What makes a good drummer?



In my opinion, any answer to this question is subjective. That being said, I think good timing makes a good drummer. Thoughts?

Bo Eder

Platinum Member
In my opinion, any answer to this question is subjective. That being said, I think good timing makes a good drummer. Thoughts?
My thought is you're exactly right: it's all very subjective. If you're looking for flash, then a flashy drummer will be good. If you're looking for solid time, then a solid groover will be good.

If you put it in a money context, you could ask, what makes a good working drummer? Then that narrows it down to the solid groovers more then the flashy technique drummers. But then again, it just depends on who's paying and what it's for. I'm sure Terry Bozzio can groove, he just doesn't get called for that. I've heard Steve Jordan take some pretty interesting "outside" solos with guitarist Steve Khan, but he generally doesn't get called for that. You could say Meg White doesn't know how to play (and she'd probably agree with you), but she was perfect for the White Stripes.

But in my mind, drums are an accompanying instrument. You're there to play time for the rest of the musicians. To be the glue that holds it all together. So I lean towards solid groovers being good drummers - because they know how to play for the music and with the band. I guess you could say any drummer that fulfills the needs of the music is a good drummer. Whether or not you like that particular music is another story, though. This discussion could continue on in circles ;)


Silver Member
Looking at it from a professional player's perspective, a good drummer to me (and the benchmark I set for myself as a minimum) is one that can do the job, whatever that may be.

If I'm called to do a jazz gig, can I do a good job? Likewise a country session, masterclass on linear playing, or a top 40 covers band. If the drummer in question can do a good job for whatever that job is, I'd be tempted to say they are a good drummer.

For me personally, I love drummers that are a little unique, have their own identity and sound, and push the boundaries. For this reason, I love players like Jack DeJohnette, Vinnie, and Tony Williams. Unique, revolutionary, identifiable.


Senior Member
1. Being able to understand what you need to play to serve the music

2. Being able to play that well.

I'm pretty good at number one, still working on number 2 :)


"Uncle Larry"
I'll try and contribute:

Someone who can play musical time with confidence. (Great meter)

Someone who has a honed tempo sense.

Someone who understands the song form and doesn't get lost.

Someone who understands dynamics and knows how to use them effectively across many genres.
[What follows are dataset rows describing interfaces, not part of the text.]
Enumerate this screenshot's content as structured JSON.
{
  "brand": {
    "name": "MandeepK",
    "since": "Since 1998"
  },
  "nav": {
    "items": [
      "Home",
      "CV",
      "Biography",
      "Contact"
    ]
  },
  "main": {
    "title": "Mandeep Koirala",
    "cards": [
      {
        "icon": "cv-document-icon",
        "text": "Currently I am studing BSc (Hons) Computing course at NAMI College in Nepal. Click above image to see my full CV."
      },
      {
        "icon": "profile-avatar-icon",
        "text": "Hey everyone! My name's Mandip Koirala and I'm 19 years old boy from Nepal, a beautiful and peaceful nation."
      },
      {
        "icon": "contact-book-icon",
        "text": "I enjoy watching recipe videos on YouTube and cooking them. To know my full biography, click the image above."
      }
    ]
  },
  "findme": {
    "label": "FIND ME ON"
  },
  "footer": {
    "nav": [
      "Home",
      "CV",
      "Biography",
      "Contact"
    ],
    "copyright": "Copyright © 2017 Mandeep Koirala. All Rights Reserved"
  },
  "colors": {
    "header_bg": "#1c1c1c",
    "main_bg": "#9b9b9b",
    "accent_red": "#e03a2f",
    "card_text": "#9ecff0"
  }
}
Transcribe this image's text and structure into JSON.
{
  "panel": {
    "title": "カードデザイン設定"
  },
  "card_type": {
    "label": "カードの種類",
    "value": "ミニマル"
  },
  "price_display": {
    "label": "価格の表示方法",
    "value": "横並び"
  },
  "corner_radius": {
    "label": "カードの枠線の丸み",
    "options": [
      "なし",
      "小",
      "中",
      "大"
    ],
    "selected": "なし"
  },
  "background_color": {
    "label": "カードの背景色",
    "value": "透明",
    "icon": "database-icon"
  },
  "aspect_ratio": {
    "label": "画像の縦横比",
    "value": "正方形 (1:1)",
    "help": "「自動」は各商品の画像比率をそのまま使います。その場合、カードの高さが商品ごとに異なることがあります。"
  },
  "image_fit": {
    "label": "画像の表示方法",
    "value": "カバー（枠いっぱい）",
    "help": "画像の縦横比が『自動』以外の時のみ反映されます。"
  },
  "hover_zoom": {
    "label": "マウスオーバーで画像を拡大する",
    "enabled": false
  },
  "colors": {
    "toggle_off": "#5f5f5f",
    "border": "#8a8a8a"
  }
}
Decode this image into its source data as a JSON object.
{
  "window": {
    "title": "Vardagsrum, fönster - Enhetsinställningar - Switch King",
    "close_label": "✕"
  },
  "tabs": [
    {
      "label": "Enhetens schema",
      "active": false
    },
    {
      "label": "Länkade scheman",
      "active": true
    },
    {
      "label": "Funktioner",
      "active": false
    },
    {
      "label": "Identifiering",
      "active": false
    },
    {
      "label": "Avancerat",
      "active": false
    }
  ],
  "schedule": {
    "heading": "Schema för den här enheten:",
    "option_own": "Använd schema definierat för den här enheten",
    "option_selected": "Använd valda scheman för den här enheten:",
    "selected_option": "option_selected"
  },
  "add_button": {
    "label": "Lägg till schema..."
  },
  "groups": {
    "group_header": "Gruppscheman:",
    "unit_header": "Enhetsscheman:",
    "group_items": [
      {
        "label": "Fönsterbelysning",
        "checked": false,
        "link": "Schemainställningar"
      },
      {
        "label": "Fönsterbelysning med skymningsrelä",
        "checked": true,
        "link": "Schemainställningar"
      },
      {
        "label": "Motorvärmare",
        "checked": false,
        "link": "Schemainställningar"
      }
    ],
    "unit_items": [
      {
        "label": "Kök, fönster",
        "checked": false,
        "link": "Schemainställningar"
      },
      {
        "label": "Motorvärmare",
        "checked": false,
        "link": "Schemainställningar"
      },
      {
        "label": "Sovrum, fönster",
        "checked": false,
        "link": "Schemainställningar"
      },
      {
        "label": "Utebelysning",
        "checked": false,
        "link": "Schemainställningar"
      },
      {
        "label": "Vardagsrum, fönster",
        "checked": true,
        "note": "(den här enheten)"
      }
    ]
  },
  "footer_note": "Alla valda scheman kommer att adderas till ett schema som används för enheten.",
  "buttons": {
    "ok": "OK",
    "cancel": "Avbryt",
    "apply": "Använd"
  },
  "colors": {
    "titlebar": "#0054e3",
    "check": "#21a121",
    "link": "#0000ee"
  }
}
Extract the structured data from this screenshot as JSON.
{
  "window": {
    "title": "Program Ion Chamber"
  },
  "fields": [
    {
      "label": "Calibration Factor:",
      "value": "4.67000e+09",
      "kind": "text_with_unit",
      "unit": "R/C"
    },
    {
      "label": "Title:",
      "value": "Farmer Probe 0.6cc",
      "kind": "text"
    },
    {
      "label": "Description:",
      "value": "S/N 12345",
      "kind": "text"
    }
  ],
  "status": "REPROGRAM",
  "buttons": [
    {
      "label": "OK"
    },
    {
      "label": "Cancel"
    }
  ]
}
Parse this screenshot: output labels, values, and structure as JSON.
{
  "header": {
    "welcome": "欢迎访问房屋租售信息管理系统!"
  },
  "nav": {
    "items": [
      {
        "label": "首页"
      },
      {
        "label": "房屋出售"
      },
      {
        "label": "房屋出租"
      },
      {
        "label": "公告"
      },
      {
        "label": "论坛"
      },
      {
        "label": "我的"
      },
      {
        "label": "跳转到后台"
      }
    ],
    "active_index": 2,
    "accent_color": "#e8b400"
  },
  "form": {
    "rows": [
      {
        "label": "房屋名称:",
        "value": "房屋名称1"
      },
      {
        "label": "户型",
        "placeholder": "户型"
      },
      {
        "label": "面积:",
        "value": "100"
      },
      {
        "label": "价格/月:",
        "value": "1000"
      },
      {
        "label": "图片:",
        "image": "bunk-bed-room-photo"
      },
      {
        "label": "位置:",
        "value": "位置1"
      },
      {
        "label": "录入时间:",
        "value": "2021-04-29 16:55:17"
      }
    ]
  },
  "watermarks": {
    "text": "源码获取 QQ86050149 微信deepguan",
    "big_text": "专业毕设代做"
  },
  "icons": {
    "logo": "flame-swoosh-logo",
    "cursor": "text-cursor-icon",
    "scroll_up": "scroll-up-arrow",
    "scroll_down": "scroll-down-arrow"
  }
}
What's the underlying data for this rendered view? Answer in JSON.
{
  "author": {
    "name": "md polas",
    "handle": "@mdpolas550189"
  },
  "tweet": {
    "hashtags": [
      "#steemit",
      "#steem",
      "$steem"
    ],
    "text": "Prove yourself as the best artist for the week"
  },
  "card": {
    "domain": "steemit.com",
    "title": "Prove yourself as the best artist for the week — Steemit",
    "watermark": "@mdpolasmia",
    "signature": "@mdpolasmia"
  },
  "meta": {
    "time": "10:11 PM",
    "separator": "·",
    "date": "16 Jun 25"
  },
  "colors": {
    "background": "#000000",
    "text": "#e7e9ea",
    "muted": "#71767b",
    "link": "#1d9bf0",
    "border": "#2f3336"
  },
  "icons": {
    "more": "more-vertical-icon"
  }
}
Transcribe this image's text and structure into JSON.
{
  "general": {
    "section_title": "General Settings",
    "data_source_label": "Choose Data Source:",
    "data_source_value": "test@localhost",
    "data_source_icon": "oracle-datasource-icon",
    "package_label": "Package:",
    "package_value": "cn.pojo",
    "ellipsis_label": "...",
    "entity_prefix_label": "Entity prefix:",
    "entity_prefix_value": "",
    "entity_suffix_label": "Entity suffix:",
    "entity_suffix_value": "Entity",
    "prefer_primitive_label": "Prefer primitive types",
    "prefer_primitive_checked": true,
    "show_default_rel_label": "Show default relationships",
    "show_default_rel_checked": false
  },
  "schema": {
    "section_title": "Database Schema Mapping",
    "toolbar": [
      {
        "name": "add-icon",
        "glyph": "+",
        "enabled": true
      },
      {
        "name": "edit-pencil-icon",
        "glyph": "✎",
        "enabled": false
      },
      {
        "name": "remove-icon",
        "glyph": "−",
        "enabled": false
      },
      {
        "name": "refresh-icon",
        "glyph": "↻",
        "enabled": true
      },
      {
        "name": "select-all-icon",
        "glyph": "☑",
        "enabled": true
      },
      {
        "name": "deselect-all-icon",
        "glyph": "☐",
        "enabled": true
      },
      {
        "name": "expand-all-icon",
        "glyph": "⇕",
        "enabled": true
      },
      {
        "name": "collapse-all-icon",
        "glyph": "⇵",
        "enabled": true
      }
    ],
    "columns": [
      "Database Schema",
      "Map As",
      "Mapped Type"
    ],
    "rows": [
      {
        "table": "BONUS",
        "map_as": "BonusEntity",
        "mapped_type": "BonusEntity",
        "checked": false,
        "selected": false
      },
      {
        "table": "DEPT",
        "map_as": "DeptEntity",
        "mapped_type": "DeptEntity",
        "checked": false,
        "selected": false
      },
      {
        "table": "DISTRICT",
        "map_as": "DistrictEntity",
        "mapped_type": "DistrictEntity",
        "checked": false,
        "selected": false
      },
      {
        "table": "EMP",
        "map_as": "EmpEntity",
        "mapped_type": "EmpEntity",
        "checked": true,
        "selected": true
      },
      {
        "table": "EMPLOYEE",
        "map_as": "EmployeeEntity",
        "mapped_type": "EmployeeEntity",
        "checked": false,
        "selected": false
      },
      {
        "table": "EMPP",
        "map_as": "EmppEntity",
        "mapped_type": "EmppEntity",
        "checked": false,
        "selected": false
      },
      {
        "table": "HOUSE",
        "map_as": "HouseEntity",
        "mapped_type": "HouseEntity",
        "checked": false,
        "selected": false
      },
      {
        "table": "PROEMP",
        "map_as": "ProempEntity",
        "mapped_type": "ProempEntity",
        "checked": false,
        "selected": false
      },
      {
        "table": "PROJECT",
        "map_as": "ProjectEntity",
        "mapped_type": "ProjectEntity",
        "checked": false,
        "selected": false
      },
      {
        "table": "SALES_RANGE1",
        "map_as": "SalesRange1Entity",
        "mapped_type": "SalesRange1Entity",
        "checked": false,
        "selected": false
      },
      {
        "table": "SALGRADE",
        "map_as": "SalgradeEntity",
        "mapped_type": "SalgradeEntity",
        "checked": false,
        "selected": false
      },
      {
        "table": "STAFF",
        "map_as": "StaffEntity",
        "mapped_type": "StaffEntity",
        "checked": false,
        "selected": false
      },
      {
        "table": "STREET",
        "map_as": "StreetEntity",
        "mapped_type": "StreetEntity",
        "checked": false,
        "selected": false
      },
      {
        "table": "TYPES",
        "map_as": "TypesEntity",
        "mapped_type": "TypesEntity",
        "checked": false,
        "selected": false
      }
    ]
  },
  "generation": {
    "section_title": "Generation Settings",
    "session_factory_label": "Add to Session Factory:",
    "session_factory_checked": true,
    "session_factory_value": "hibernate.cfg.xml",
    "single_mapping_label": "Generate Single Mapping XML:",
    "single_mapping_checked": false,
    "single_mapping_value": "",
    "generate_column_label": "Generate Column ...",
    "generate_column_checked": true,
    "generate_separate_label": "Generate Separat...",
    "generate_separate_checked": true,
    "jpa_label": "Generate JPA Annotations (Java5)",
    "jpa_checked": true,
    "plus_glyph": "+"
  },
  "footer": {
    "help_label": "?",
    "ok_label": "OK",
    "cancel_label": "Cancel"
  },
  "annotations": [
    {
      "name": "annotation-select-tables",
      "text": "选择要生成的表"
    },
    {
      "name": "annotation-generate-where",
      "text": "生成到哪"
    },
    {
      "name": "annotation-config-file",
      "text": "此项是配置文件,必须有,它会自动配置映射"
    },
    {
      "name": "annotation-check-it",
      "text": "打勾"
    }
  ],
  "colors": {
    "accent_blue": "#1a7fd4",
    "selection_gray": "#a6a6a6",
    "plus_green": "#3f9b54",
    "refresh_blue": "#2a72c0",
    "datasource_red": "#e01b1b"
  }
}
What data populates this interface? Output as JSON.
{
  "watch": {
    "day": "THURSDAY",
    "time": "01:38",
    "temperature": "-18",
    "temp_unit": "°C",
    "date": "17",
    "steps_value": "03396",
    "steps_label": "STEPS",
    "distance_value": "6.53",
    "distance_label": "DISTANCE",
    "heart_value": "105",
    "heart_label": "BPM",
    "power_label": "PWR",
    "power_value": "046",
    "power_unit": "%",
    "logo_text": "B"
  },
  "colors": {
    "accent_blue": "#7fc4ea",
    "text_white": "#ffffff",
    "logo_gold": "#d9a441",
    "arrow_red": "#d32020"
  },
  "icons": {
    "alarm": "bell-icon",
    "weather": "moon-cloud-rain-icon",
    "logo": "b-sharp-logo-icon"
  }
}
Someone who understands that drums are not a lead instrument 99% of the time.

Someone who listens to the lyrics and understands what the song is about, and matches the drum part to the mood.

Someone who doesn't introduce their own problems to the music or to the other musicians.

Someone who doesn't overplay while accompanying, and who also can really nail an ending. (guys that do the opposite irk me)

Someone who "helps" the soloist get where they want to go.

Someone who has exceptional listening skills, that can let others do their thing and just support. Someone who can leave space, and is comfortable with space. (while the time marches on)

Someone who understands why they subtracted their ego from their playing (hint: ego is a giant obstacle). They consciousnessly leave out their ego just as much as possible and play for the song/musicians.

And the 5 MOST important things...the gear, the threads, the performance, the groove and the vocal :)


Gold Member
All good answers, particularly larry's.

I will just add, being at the gig in good time is another aspect of being a good drummer. A humorous quote with perhaps some element of truth from the legendary Chuck Silverman goes like this,

"If you're 10 minutes early, you're on time.
If you're 5 minutes early, you're late.
If you're on time, you're fired."

Good time, playing for the song, the ability to create and release musical tension through dynamics and chops. One who does their homework and shows up prepared.


Platinum Member
There is no way he doesn't drive a 70s van with teardrop porthole windows, and a painting of him riding a unicorn and wielding sticks like battle axes. I only assume that the unicorn has a stack of cymbals on its unihorn.